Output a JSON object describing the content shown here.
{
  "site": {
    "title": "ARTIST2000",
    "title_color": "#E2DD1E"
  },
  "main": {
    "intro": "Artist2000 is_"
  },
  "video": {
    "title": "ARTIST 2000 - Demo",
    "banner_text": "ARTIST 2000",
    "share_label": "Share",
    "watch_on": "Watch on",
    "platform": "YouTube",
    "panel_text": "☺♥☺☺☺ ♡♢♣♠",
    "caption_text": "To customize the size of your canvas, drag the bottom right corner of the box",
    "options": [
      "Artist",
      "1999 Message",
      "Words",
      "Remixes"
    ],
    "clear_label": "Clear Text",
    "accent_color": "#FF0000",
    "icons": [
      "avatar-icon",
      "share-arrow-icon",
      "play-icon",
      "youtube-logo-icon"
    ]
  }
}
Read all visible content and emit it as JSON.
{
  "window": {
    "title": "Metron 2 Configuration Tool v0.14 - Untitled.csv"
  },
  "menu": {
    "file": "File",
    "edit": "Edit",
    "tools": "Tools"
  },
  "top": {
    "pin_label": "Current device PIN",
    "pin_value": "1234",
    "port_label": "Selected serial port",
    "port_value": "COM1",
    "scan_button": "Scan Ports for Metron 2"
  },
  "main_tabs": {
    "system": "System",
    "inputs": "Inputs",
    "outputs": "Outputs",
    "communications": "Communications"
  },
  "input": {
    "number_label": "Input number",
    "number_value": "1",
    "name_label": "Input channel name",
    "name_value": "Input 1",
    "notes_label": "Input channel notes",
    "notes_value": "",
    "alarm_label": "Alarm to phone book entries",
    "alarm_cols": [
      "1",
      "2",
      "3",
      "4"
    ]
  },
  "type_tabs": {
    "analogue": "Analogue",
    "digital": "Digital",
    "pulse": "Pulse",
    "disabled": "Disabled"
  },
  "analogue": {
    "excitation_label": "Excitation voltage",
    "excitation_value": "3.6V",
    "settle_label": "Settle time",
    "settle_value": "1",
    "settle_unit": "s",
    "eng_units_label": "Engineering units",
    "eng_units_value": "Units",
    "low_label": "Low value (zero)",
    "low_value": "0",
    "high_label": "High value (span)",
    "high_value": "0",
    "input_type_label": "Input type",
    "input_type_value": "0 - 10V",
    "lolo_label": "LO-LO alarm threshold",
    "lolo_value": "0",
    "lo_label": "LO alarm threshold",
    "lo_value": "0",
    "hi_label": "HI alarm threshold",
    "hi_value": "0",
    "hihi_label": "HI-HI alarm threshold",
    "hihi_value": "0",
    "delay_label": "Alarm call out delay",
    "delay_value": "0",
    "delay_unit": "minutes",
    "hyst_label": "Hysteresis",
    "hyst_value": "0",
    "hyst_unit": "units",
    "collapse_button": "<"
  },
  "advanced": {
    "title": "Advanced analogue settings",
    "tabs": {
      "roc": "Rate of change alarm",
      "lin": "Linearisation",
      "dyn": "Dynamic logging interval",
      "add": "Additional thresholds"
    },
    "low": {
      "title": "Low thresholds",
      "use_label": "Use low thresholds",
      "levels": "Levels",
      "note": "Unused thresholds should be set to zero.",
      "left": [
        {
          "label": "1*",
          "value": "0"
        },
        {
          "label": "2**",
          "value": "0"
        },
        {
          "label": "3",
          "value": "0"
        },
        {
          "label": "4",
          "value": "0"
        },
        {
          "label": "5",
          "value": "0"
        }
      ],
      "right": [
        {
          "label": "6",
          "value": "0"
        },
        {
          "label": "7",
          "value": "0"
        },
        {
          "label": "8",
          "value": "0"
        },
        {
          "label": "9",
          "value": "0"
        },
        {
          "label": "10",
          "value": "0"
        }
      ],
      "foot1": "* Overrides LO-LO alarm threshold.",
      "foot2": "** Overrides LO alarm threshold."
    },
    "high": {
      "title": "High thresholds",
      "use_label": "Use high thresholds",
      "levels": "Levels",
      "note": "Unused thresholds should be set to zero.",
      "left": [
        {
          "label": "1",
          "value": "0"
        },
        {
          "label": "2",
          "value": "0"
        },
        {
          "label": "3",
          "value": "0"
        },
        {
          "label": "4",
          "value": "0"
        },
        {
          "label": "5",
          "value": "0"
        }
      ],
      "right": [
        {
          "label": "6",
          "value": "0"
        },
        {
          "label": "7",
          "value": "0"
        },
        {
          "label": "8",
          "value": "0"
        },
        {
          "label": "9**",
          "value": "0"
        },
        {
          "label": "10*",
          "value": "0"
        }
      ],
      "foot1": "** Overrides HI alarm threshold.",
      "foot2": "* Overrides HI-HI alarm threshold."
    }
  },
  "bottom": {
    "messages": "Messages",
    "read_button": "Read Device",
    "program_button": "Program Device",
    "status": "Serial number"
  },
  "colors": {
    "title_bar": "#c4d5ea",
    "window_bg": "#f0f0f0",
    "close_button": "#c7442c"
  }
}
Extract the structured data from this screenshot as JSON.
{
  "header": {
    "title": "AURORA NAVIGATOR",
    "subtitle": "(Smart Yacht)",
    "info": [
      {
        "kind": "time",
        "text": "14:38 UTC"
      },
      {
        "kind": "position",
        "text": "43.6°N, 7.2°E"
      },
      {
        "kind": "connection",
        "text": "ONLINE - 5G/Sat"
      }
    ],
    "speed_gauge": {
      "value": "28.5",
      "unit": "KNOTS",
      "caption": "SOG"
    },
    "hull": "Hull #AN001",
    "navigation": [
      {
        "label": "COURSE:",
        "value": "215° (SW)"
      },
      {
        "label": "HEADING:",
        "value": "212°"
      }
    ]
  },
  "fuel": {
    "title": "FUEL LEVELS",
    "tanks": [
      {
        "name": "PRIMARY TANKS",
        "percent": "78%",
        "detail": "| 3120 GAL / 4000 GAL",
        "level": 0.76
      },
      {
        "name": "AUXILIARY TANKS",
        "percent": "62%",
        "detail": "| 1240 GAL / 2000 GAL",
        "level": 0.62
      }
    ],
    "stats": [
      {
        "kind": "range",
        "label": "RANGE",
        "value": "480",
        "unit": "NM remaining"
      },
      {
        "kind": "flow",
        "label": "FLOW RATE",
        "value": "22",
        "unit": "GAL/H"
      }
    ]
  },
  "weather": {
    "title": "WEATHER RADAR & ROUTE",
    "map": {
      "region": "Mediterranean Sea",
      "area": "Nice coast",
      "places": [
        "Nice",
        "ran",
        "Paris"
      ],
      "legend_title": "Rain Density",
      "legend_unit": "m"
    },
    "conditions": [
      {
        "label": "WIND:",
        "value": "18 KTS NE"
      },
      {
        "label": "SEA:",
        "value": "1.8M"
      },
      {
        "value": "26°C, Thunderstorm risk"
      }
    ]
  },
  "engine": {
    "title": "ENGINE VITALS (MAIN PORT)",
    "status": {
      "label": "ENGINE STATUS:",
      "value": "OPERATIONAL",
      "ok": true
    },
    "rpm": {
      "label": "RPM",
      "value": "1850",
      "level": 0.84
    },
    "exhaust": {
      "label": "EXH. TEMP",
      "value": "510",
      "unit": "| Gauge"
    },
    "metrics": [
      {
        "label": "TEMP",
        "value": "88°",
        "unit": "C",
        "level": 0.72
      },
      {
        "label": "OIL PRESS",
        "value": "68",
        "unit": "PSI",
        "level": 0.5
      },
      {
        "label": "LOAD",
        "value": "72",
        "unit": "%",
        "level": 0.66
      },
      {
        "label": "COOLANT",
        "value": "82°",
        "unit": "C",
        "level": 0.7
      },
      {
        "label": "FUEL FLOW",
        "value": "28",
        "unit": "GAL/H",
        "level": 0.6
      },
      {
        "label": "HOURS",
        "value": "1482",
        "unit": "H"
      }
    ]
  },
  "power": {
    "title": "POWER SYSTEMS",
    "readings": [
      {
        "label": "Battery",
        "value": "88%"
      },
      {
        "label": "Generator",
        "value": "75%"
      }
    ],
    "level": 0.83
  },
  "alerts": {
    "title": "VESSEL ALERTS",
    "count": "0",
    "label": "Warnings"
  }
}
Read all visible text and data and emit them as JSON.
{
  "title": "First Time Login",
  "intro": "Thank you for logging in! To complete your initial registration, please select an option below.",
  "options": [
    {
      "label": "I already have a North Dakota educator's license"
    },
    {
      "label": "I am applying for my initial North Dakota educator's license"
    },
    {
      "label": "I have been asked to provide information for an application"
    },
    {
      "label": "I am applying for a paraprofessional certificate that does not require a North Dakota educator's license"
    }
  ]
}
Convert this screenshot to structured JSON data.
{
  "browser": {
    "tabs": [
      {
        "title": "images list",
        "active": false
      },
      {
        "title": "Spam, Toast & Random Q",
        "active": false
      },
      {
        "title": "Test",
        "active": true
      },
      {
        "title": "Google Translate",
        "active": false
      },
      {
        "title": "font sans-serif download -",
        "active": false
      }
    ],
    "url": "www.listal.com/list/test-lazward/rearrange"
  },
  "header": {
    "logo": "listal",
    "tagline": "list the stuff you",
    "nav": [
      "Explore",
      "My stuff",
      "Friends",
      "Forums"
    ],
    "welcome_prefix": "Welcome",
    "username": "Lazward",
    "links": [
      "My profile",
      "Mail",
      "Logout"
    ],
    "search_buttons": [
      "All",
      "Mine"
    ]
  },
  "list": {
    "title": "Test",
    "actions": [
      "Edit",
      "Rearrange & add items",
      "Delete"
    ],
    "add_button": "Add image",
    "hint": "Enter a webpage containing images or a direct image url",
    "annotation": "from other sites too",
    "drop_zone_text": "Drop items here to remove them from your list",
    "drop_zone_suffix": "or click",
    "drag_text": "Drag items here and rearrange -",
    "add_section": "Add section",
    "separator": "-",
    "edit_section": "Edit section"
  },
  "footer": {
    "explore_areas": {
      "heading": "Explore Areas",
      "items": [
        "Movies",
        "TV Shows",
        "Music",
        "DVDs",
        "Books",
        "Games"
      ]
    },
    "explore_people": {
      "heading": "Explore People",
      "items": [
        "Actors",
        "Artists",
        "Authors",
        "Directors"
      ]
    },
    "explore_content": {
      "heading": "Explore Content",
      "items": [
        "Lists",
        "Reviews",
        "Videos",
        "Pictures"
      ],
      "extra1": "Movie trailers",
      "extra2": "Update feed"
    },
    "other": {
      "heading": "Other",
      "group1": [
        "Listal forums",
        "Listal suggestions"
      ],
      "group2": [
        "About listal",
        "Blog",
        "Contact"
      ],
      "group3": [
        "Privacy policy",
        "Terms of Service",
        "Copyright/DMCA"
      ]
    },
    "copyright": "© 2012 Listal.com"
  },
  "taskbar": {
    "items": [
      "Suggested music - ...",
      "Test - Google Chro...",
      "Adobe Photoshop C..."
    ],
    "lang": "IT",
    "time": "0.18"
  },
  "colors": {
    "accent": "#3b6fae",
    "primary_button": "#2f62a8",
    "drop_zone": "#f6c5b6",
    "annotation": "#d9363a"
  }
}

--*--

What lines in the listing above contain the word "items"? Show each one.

      "Rearrange & add items",
    "drop_zone_text": "Drop items here to remove them from your list",
    "drag_text": "Drag items here and rearrange -",
      "items": [
      "items": [
      "items": [
    "items": [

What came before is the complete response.